┌──

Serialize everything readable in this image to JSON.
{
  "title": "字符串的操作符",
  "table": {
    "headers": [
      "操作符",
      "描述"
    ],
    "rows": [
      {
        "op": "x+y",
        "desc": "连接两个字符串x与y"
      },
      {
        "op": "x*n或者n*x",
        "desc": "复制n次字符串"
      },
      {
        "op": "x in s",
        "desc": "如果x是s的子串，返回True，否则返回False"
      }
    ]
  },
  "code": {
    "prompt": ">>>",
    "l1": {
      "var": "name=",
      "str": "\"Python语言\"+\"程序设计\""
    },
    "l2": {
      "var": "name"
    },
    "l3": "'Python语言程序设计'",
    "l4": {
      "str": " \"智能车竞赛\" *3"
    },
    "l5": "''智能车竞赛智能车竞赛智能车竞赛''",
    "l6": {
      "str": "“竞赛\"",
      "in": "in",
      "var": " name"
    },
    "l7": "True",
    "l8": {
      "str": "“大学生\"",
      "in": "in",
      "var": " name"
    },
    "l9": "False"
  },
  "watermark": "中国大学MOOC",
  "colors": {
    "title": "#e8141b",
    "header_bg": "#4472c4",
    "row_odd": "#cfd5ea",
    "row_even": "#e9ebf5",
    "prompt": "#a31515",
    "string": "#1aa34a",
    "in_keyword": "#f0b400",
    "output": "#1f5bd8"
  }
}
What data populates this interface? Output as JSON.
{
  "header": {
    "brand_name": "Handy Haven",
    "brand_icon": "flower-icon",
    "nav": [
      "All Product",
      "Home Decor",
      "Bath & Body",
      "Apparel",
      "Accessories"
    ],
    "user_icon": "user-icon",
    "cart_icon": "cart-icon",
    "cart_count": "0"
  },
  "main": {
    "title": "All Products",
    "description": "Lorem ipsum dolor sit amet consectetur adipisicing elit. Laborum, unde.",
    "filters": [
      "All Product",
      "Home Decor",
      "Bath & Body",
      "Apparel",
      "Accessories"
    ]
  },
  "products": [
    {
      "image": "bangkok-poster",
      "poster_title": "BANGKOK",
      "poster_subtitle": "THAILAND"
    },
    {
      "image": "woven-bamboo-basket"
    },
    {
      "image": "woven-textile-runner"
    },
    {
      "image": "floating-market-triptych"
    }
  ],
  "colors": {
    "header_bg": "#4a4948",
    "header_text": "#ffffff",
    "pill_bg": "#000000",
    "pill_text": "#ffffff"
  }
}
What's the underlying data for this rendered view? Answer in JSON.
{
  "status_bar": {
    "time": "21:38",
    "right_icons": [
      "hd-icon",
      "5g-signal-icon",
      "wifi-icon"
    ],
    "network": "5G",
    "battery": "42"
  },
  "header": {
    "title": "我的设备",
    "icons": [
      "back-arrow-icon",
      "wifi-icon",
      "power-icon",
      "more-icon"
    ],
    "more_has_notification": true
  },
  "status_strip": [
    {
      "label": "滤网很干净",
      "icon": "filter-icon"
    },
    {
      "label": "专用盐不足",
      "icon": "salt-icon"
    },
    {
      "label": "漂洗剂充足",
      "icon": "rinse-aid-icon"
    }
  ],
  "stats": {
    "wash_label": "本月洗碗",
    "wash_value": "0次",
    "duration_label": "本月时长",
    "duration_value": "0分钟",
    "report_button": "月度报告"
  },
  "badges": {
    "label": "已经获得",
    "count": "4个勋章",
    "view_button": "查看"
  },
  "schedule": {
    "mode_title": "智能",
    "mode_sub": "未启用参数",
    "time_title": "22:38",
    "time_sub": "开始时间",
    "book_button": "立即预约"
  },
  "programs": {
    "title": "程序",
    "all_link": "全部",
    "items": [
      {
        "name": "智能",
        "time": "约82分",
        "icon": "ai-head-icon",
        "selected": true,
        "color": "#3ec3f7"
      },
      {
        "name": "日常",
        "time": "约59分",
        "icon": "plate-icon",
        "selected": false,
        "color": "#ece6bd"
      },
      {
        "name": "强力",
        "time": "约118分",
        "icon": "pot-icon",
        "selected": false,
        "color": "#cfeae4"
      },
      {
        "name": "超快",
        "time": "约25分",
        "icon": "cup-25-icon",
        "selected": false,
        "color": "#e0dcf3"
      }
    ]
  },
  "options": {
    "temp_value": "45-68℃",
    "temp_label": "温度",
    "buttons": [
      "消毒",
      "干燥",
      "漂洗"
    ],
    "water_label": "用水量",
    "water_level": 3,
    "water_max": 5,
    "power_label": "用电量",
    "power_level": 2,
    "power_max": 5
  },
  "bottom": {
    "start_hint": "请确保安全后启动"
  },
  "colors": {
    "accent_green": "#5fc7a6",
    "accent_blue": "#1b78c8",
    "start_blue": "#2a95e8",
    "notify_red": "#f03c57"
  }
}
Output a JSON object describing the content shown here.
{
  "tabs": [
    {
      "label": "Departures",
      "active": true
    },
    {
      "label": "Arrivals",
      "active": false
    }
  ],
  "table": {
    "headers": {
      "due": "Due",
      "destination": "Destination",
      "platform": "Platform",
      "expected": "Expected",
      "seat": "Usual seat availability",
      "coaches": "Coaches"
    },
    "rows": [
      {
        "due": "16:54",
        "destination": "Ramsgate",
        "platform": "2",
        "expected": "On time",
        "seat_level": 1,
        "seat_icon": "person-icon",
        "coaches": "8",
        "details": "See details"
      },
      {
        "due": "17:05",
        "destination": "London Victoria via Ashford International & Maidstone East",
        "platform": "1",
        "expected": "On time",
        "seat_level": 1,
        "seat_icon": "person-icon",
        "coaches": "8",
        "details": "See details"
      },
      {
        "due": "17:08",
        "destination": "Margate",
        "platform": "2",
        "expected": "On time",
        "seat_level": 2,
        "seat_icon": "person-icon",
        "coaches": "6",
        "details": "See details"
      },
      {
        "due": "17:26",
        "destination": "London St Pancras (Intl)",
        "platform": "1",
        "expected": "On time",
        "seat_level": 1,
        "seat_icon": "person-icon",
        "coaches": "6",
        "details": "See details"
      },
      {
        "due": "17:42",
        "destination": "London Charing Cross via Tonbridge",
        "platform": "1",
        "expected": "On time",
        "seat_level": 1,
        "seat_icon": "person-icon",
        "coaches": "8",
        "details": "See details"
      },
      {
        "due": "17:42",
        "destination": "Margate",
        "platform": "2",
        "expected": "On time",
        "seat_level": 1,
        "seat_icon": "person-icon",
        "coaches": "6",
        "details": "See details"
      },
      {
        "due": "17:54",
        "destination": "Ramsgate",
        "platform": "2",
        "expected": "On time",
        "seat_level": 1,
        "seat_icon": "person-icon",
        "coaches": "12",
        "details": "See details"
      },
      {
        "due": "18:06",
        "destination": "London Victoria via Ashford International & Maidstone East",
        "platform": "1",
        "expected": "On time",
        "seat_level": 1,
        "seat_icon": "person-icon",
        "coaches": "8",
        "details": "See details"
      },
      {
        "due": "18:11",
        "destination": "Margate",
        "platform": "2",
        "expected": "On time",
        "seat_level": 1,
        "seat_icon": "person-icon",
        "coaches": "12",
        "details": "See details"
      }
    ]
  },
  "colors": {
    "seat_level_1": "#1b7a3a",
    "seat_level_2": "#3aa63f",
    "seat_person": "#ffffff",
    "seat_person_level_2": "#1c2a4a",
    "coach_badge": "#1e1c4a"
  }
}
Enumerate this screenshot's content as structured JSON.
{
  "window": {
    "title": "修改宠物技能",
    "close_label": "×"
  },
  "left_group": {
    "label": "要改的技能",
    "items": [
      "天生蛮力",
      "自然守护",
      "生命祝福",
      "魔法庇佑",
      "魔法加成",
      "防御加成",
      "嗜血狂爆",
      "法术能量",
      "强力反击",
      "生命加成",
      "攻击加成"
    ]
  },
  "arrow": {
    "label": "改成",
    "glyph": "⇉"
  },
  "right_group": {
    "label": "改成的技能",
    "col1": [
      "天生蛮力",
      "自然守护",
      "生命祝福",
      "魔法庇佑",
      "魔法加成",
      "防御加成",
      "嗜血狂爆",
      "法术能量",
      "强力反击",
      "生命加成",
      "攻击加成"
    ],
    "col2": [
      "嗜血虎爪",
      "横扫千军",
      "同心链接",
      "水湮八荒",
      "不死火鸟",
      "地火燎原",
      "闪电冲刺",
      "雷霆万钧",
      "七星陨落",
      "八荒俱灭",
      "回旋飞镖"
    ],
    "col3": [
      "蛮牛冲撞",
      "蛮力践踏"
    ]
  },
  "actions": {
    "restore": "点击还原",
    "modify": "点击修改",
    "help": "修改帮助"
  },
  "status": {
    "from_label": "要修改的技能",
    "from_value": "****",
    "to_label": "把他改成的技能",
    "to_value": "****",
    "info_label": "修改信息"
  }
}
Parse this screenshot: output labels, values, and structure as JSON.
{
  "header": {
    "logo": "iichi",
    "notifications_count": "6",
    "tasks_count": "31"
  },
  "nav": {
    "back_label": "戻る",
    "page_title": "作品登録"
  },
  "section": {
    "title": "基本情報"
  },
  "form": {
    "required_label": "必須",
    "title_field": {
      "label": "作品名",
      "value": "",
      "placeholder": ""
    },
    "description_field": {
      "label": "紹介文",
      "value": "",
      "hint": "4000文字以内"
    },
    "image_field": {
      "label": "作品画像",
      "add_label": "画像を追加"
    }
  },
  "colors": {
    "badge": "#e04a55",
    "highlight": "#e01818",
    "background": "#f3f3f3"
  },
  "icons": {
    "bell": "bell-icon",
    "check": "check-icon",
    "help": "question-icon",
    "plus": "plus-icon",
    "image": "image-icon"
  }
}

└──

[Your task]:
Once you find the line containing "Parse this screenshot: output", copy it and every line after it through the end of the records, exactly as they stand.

[Answer]:
Parse this screenshot: output labels, values, and structure as JSON.
{
  "header": {
    "logo": "iichi",
    "notifications_count": "6",
    "tasks_count": "31"
  },
  "nav": {
    "back_label": "戻る",
    "page_title": "作品登録"
  },
  "section": {
    "title": "基本情報"
  },
  "form": {
    "required_label": "必須",
    "title_field": {
      "label": "作品名",
      "value": "",
      "placeholder": ""
    },
    "description_field": {
      "label": "紹介文",
      "value": "",
      "hint": "4000文字以内"
    },
    "image_field": {
      "label": "作品画像",
      "add_label": "画像を追加"
    }
  },
  "colors": {
    "badge": "#e04a55",
    "highlight": "#e01818",
    "background": "#f3f3f3"
  },
  "icons": {
    "bell": "bell-icon",
    "check": "check-icon",
    "help": "question-icon",
    "plus": "plus-icon",
    "image": "image-icon"
  }
}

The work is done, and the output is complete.